In a rare move, four officials from now-defunct Armstrong Coal are defendants in a criminal trial facing conspiracy charges to defraud the United States. Federal prosecutors have charged the former executives – Glendall Hardison, Charley Barber, Brian Keith Casebier, and Dwight Fulkerson – with violating federal regulations enacted to reduce dust in underground coal mines.
Actions that put coal miners at risk
According to prosecutors, the quartet tried to enact shortcuts. Specifically, they demanded that coal miners enter two Kentucky-based mines – Kronos and Parkway – and rig equipment used to monitor dust to help them pass quality tests.
Specific allegations involve moving dust sampling equipment – known in the industry as dust pumps – to cleaner areas of the mine to improve readings from 2013 to 2015. They also moved workers to areas without dust monitors to the dirtiest, more risky jobs.

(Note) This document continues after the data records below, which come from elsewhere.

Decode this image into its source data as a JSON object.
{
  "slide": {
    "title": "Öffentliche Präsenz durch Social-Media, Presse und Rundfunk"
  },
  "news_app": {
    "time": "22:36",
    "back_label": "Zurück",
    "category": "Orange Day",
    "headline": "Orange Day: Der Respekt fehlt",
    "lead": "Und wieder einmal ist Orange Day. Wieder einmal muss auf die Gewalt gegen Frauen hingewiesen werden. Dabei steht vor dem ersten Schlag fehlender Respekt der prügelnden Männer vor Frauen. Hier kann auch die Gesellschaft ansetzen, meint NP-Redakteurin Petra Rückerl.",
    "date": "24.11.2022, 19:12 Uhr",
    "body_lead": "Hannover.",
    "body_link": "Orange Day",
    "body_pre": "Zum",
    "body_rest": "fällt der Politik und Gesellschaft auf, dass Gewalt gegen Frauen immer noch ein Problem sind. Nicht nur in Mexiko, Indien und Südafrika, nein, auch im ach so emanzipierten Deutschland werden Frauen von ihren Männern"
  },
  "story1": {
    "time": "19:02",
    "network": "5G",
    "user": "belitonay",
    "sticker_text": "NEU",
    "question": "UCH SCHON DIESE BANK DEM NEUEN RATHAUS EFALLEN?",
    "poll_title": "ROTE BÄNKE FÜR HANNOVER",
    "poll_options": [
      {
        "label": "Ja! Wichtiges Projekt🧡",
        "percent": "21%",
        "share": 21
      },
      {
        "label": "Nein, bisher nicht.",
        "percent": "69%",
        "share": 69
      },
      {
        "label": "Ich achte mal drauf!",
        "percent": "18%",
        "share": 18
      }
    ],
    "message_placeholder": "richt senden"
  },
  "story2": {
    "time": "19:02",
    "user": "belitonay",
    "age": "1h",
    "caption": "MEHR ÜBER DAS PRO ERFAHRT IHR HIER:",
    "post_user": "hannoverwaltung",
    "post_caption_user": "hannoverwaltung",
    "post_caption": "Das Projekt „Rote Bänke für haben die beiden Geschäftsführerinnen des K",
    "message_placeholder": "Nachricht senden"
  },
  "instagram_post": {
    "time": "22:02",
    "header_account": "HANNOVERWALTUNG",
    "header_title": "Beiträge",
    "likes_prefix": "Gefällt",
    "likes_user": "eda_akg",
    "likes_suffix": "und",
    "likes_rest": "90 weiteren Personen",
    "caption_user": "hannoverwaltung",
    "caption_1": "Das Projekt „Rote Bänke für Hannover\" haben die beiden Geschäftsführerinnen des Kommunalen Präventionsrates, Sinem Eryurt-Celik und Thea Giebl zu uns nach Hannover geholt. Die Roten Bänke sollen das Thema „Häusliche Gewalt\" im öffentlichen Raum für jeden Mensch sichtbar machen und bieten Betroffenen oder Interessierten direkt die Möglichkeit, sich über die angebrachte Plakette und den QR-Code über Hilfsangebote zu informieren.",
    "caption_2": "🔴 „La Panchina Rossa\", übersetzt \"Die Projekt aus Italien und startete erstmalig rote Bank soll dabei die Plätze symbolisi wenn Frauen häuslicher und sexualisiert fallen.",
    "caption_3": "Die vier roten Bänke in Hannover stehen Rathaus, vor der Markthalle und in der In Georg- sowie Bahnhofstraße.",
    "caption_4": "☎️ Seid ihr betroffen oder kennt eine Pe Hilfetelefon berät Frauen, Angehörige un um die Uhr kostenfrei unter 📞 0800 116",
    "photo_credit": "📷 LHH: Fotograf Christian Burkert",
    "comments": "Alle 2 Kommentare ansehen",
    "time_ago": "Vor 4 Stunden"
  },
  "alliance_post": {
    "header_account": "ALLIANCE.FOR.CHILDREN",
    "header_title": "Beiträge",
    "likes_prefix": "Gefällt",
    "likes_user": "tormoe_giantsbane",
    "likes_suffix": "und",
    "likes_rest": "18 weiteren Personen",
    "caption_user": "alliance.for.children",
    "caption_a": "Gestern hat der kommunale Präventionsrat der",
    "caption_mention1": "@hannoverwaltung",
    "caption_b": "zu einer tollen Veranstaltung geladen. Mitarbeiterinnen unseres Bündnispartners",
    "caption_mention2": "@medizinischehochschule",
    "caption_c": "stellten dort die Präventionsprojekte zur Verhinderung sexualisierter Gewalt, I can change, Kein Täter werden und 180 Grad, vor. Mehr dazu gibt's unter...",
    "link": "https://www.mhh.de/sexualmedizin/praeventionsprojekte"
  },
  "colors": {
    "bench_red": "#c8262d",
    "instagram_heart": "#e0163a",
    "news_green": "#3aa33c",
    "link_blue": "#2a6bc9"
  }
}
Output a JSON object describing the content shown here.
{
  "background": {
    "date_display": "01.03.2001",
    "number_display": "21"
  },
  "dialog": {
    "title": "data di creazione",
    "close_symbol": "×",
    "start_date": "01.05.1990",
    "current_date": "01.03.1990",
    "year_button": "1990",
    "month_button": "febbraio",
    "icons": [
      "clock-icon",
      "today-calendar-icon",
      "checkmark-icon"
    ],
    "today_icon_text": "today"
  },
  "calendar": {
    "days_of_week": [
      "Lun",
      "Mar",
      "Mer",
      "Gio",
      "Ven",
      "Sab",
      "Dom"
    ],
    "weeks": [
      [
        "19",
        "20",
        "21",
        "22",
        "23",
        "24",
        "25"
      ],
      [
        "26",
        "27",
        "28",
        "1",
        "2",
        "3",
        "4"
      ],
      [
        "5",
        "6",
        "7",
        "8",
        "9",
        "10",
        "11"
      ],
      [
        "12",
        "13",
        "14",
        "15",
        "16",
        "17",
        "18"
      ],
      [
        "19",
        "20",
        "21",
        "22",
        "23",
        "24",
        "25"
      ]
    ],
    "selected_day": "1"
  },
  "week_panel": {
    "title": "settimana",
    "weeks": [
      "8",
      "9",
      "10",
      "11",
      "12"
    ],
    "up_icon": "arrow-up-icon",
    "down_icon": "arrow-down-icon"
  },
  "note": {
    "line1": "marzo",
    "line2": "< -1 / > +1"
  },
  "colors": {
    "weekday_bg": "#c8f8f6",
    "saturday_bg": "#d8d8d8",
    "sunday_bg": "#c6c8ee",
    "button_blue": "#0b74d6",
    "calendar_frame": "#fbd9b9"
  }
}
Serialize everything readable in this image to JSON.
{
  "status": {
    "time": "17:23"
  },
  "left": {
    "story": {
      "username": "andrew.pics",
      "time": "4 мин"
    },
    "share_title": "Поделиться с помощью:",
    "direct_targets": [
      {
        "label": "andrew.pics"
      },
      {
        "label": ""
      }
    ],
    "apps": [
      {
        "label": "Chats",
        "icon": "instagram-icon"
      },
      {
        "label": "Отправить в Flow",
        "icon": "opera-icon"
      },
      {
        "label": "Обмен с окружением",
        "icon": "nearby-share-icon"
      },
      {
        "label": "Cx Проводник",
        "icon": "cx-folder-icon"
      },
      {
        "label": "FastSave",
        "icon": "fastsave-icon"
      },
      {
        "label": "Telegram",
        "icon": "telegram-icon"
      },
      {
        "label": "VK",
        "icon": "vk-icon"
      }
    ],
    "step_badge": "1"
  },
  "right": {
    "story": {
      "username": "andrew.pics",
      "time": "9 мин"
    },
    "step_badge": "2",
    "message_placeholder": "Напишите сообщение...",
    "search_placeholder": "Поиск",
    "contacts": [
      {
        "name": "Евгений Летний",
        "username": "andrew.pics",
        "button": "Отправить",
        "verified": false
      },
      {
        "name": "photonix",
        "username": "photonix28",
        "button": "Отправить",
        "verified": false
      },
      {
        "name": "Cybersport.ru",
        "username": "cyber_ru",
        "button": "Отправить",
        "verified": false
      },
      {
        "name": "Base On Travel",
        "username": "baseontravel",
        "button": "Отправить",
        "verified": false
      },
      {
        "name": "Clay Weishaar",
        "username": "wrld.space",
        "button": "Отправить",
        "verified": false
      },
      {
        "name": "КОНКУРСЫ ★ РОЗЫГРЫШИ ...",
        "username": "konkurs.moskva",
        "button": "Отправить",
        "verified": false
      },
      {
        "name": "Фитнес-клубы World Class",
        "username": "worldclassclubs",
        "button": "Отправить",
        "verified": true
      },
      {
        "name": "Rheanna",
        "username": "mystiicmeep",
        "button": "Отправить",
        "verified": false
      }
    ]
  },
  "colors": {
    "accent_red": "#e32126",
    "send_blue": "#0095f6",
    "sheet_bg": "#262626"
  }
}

That order created an unsafe environment where coal miners inhaled dust in supposedly “safe” coal mine areas. Inhalation can result in pneumoconiosis, also known as black lung, a disease that lacks a cure and has killed tens of thousands of workers, with others suffering adverse effects. The case caught the attention of prosecutors after a news story about the miners and their meeting with a mine safety lawyer after their complaints fell on deaf ears.
A total of nine Armstrong managers and supervisors faced indictments. However, five settled prior to the trial.
For miners stricken with black lung following a long career, any verdict will not improve their health or lengthen their lives. However, it could represent a sliver of justice for them and a safer future for coal miners going forward.